Outside his work with the band, Downie released five solo albums – his first, Coke Machine Glow, arrived in 2001 – and collaborated with an array of artists including Buck 65, Fucked Up, Dallas Green, Alexisonfire and the Sadies. He was also a dedicated activist, focusing on environmental issues and the disenfranchisement of Canada’s indigenous community. In 2005, the band was inducted into the Canadian Music Hall of Fame.
Following the release of Man Machine Poem and the Tragically Hip’s final concert, Downie continued to work. Last year, he released a solo project, Secret Path, and announced the 23-track double-LP, Introduce Yerself last month. Downie recorded the latter album, produced by Drew, across two four-day sessions in January 2016 and February 2017, with much of the final product assembled from first takes. The album was scheduled for release on October 27th.
Downie kept storytelling at the center of both records. In a trailer for Introduce Yerself, he noted that every song was about a single person. Meanwhile, Secret Path comprised not just a record, but a graphic novel and animated film as well, all of which were based on the tragic, but largely unknown, story of Chanie Wenjack, an indigenous 12-year-old boy who froze to death trying to escape the Cecilia Jeffrey Indian Residential School.
In a rare interview with the CBC upon Secret Path‘s release, Downie spoke about how he hoped Secret Path would bring more attention to the challenges indigenous communities face and potentially help shape Canada’s future.
“The last 150 years aren’t as much worth celebrating as we think,” Downie said. “But the new 150 years can be years of building an actual nation. Imagine if they were part of us and we them, how incredibly cool it would make us? That’s what’s missing as we celebrate doughnuts and hockey. Over and over and over and over again.”
“Thank you everyone for all the respect, admiration and love you have given Gord throughout the years,” his family wrote following his death. “Those tender offerings touched his heart and he takes them with him now as he walks among the stars.”
“Gord’s command of language was profound. He painted landscapes with his words, elevating Canadian geography, historical figures, and myths,” Trudeau said on Wednesday. “When he spoke, he gave us goosebumps and made us proud to be Canadian. Our identity and culture are richer because of his music, which was always raw and honest – like Gord himself.

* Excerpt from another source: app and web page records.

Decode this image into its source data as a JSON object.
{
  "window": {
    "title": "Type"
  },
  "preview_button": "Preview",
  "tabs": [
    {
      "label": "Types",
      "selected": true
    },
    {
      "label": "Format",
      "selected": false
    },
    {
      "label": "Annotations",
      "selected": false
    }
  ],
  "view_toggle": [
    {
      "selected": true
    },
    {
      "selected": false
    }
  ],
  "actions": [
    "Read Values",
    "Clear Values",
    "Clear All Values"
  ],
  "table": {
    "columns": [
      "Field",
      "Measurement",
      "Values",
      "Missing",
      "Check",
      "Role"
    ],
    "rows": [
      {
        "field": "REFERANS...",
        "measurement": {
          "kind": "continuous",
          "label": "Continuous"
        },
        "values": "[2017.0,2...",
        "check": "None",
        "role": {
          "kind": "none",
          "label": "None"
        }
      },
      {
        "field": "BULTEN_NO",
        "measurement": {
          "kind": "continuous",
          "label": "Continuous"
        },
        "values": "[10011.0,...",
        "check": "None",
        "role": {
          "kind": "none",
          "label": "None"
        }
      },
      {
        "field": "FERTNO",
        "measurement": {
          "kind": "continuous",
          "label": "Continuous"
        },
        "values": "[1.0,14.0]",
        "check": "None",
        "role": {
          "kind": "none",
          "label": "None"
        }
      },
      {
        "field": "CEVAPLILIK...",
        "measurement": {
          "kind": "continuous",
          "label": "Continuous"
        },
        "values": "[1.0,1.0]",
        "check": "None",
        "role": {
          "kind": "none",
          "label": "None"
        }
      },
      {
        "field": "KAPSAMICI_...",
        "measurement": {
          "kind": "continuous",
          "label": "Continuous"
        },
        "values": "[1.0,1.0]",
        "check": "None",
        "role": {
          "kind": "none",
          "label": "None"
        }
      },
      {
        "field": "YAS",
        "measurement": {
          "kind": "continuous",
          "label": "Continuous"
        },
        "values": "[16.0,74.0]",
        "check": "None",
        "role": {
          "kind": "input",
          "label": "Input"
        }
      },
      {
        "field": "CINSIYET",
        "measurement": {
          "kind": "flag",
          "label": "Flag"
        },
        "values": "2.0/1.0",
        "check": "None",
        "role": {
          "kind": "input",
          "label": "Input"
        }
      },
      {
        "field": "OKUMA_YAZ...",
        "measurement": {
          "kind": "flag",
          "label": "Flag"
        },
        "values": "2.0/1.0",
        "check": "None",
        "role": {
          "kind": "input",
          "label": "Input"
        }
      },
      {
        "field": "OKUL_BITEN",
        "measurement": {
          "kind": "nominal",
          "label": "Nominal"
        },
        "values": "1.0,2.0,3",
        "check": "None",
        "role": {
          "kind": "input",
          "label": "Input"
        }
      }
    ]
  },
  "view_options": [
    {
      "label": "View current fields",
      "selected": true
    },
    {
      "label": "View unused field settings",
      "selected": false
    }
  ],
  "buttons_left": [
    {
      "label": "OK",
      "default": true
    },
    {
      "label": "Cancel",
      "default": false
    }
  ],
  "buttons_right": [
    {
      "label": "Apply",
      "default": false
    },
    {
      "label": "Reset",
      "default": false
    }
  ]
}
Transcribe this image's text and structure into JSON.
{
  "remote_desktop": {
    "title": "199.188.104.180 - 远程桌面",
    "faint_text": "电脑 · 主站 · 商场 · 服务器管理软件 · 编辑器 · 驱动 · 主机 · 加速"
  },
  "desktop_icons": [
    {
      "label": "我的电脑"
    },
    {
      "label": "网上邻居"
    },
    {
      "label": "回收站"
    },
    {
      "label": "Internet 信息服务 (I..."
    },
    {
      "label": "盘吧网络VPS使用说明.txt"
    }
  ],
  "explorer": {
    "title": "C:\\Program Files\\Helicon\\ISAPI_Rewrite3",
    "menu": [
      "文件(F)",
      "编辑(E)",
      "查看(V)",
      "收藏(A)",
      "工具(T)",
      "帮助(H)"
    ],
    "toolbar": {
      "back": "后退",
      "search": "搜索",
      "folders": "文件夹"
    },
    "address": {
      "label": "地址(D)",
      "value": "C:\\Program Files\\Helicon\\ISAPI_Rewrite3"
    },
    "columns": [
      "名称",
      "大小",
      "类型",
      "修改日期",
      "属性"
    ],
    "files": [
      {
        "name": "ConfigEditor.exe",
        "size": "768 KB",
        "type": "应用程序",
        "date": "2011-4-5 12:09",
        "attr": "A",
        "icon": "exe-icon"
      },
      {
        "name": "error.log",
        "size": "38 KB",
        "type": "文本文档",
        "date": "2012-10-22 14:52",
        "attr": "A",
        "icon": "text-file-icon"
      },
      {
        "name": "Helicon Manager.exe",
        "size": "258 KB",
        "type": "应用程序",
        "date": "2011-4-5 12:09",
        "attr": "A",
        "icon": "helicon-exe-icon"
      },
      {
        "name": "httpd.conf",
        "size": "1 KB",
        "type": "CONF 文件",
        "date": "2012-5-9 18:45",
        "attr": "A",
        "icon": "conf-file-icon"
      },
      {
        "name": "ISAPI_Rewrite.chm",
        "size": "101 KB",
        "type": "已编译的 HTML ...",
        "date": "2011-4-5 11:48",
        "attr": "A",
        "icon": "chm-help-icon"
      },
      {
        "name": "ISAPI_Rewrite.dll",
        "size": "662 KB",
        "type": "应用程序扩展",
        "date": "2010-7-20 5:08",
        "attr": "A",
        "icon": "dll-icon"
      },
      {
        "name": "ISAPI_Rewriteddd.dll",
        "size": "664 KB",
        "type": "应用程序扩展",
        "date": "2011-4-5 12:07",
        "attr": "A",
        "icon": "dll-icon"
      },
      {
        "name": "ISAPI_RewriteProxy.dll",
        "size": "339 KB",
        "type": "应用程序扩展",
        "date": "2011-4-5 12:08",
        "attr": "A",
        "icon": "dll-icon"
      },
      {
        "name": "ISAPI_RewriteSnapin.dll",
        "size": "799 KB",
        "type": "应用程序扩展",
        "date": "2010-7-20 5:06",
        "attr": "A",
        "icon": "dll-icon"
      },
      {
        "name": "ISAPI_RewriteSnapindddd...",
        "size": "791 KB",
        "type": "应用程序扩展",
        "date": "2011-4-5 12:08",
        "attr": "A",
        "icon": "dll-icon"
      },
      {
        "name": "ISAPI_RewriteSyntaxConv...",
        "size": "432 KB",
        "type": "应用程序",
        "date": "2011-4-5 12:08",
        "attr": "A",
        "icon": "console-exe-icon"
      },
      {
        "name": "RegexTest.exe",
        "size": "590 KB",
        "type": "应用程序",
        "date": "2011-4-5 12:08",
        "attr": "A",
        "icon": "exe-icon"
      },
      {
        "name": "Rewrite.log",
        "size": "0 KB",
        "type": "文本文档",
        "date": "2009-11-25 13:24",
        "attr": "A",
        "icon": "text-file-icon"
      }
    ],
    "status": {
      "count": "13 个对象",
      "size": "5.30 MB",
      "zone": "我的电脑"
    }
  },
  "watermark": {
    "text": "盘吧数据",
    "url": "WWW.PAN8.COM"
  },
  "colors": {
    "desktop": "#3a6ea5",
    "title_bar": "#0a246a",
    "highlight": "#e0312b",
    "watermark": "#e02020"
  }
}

“In the wake of his diagnosis, Gord only fought harder for what he believed in: social justice, environmentalism and reconciliation with Indigenous Peoples,” he added. “Gord did not rest from working for the issues he cared about, and his commitment and passion will continue to motivate Canadians for years to come … He will be sorely missed.”